[Aim of the exercise]
Aside from the pictures, copy the listing exactly.

★ ★ ★ ★ ★

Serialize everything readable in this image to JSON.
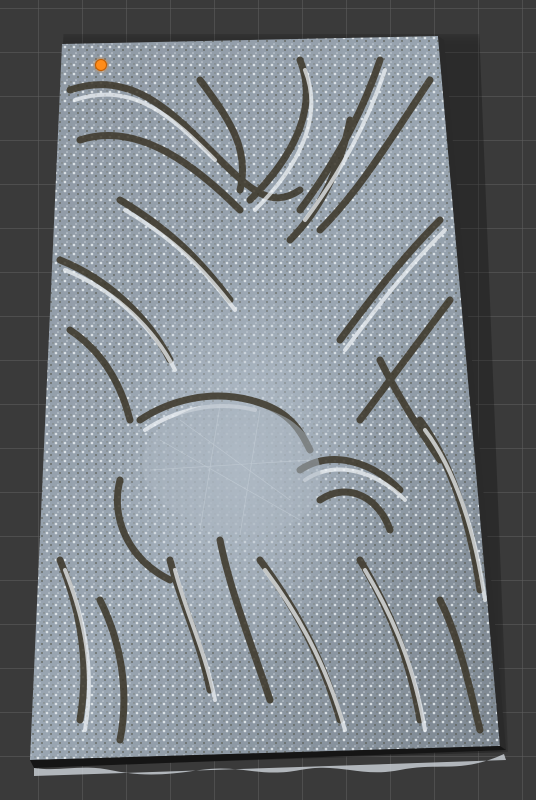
{
  "scene": {
    "object": "scanned-relief-slab",
    "colors": {
      "background": "#3a3a3a",
      "grid_line": "#5f5f5f",
      "surface_base": "#8a94a0",
      "surface_highlight": "#e9eef2",
      "surface_groove": "#3a3426",
      "origin_marker": "#ff8c1a",
      "base_edge": "#1a1a1a"
    },
    "icons": {
      "origin": "origin-dot-icon"
    }
  }
}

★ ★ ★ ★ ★

[Task answer]
Serialize everything readable in this image to JSON.
{
  "scene": {
    "object": "scanned-relief-slab",
    "colors": {
      "background": "#3a3a3a",
      "grid_line": "#5f5f5f",
      "surface_base": "#8a94a0",
      "surface_highlight": "#e9eef2",
      "surface_groove": "#3a3426",
      "origin_marker": "#ff8c1a",
      "base_edge": "#1a1a1a"
    },
    "icons": {
      "origin": "origin-dot-icon"
    }
  }
}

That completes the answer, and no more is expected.